→ Aim of the task: Your answer must match the material exactly, line for line.

→ Supplied records:
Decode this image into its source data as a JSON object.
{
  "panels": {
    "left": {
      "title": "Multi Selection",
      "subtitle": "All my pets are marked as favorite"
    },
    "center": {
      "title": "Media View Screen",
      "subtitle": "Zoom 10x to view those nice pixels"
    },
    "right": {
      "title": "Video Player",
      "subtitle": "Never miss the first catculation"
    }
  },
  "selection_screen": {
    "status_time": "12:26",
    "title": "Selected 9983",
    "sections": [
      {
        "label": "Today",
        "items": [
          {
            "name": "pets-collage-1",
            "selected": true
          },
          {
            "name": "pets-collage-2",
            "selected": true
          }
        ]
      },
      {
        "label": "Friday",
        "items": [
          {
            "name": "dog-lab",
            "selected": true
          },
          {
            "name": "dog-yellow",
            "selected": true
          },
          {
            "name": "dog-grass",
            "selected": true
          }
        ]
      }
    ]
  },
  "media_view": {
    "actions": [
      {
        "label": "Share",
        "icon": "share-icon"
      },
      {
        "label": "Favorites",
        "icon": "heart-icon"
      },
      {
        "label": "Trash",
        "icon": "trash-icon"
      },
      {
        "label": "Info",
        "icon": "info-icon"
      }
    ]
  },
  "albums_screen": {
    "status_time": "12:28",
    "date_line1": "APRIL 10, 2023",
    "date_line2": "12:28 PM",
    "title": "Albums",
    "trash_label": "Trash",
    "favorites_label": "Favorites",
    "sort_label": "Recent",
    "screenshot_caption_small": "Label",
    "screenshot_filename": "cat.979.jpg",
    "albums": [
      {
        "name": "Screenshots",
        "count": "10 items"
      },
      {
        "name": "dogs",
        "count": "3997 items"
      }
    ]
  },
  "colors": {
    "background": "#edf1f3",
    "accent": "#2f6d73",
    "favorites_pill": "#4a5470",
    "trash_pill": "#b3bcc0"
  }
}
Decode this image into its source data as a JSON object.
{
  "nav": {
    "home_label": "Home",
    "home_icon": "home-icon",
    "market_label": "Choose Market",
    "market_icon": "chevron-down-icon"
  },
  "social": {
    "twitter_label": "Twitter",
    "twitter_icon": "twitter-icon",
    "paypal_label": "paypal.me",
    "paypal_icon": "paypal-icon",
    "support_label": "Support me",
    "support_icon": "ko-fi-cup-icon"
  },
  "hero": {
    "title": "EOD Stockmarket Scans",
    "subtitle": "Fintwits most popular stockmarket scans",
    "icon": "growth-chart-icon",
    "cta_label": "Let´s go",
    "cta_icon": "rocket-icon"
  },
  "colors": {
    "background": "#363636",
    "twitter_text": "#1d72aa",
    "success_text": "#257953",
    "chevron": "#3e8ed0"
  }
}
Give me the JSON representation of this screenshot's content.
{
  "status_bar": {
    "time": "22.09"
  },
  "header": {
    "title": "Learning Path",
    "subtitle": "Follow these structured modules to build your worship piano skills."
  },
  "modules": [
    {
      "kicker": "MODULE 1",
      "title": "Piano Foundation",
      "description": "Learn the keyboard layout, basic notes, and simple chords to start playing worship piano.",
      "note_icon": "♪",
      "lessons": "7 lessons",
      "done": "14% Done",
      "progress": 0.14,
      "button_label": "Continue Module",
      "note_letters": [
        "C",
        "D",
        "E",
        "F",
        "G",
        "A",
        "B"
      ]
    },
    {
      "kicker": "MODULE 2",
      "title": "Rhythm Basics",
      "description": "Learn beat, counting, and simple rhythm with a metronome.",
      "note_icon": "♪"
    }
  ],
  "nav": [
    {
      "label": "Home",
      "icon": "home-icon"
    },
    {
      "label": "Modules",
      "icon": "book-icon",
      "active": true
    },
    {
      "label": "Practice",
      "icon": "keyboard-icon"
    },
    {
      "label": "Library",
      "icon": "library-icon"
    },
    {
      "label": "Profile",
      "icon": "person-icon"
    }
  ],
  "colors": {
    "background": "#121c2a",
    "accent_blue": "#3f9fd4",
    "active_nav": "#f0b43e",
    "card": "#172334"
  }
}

→ Your response:
Decode this image into its source data as a JSON object.
{
  "panels": {
    "left": {
      "title": "Multi Selection",
      "subtitle": "All my pets are marked as favorite"
    },
    "center": {
      "title": "Media View Screen",
      "subtitle": "Zoom 10x to view those nice pixels"
    },
    "right": {
      "title": "Video Player",
      "subtitle": "Never miss the first catculation"
    }
  },
  "selection_screen": {
    "status_time": "12:26",
    "title": "Selected 9983",
    "sections": [
      {
        "label": "Today",
        "items": [
          {
            "name": "pets-collage-1",
            "selected": true
          },
          {
            "name": "pets-collage-2",
            "selected": true
          }
        ]
      },
      {
        "label": "Friday",
        "items": [
          {
            "name": "dog-lab",
            "selected": true
          },
          {
            "name": "dog-yellow",
            "selected": true
          },
          {
            "name": "dog-grass",
            "selected": true
          }
        ]
      }
    ]
  },
  "media_view": {
    "actions": [
      {
        "label": "Share",
        "icon": "share-icon"
      },
      {
        "label": "Favorites",
        "icon": "heart-icon"
      },
      {
        "label": "Trash",
        "icon": "trash-icon"
      },
      {
        "label": "Info",
        "icon": "info-icon"
      }
    ]
  },
  "albums_screen": {
    "status_time": "12:28",
    "date_line1": "APRIL 10, 2023",
    "date_line2": "12:28 PM",
    "title": "Albums",
    "trash_label": "Trash",
    "favorites_label": "Favorites",
    "sort_label": "Recent",
    "screenshot_caption_small": "Label",
    "screenshot_filename": "cat.979.jpg",
    "albums": [
      {
        "name": "Screenshots",
        "count": "10 items"
      },
      {
        "name": "dogs",
        "count": "3997 items"
      }
    ]
  },
  "colors": {
    "background": "#edf1f3",
    "accent": "#2f6d73",
    "favorites_pill": "#4a5470",
    "trash_pill": "#b3bcc0"
  }
}
Decode this image into its source data as a JSON object.
{
  "nav": {
    "home_label": "Home",
    "home_icon": "home-icon",
    "market_label": "Choose Market",
    "market_icon": "chevron-down-icon"
  },
  "social": {
    "twitter_label": "Twitter",
    "twitter_icon": "twitter-icon",
    "paypal_label": "paypal.me",
    "paypal_icon": "paypal-icon",
    "support_label": "Support me",
    "support_icon": "ko-fi-cup-icon"
  },
  "hero": {
    "title": "EOD Stockmarket Scans",
    "subtitle": "Fintwits most popular stockmarket scans",
    "icon": "growth-chart-icon",
    "cta_label": "Let´s go",
    "cta_icon": "rocket-icon"
  },
  "colors": {
    "background": "#363636",
    "twitter_text": "#1d72aa",
    "success_text": "#257953",
    "chevron": "#3e8ed0"
  }
}
Give me the JSON representation of this screenshot's content.
{
  "status_bar": {
    "time": "22.09"
  },
  "header": {
    "title": "Learning Path",
    "subtitle": "Follow these structured modules to build your worship piano skills."
  },
  "modules": [
    {
      "kicker": "MODULE 1",
      "title": "Piano Foundation",
      "description": "Learn the keyboard layout, basic notes, and simple chords to start playing worship piano.",
      "note_icon": "♪",
      "lessons": "7 lessons",
      "done": "14% Done",
      "progress": 0.14,
      "button_label": "Continue Module",
      "note_letters": [
        "C",
        "D",
        "E",
        "F",
        "G",
        "A",
        "B"
      ]
    },
    {
      "kicker": "MODULE 2",
      "title": "Rhythm Basics",
      "description": "Learn beat, counting, and simple rhythm with a metronome.",
      "note_icon": "♪"
    }
  ],
  "nav": [
    {
      "label": "Home",
      "icon": "home-icon"
    },
    {
      "label": "Modules",
      "icon": "book-icon",
      "active": true
    },
    {
      "label": "Practice",
      "icon": "keyboard-icon"
    },
    {
      "label": "Library",
      "icon": "library-icon"
    },
    {
      "label": "Profile",
      "icon": "person-icon"
    }
  ],
  "colors": {
    "background": "#121c2a",
    "accent_blue": "#3f9fd4",
    "active_nav": "#f0b43e",
    "card": "#172334"
  }
}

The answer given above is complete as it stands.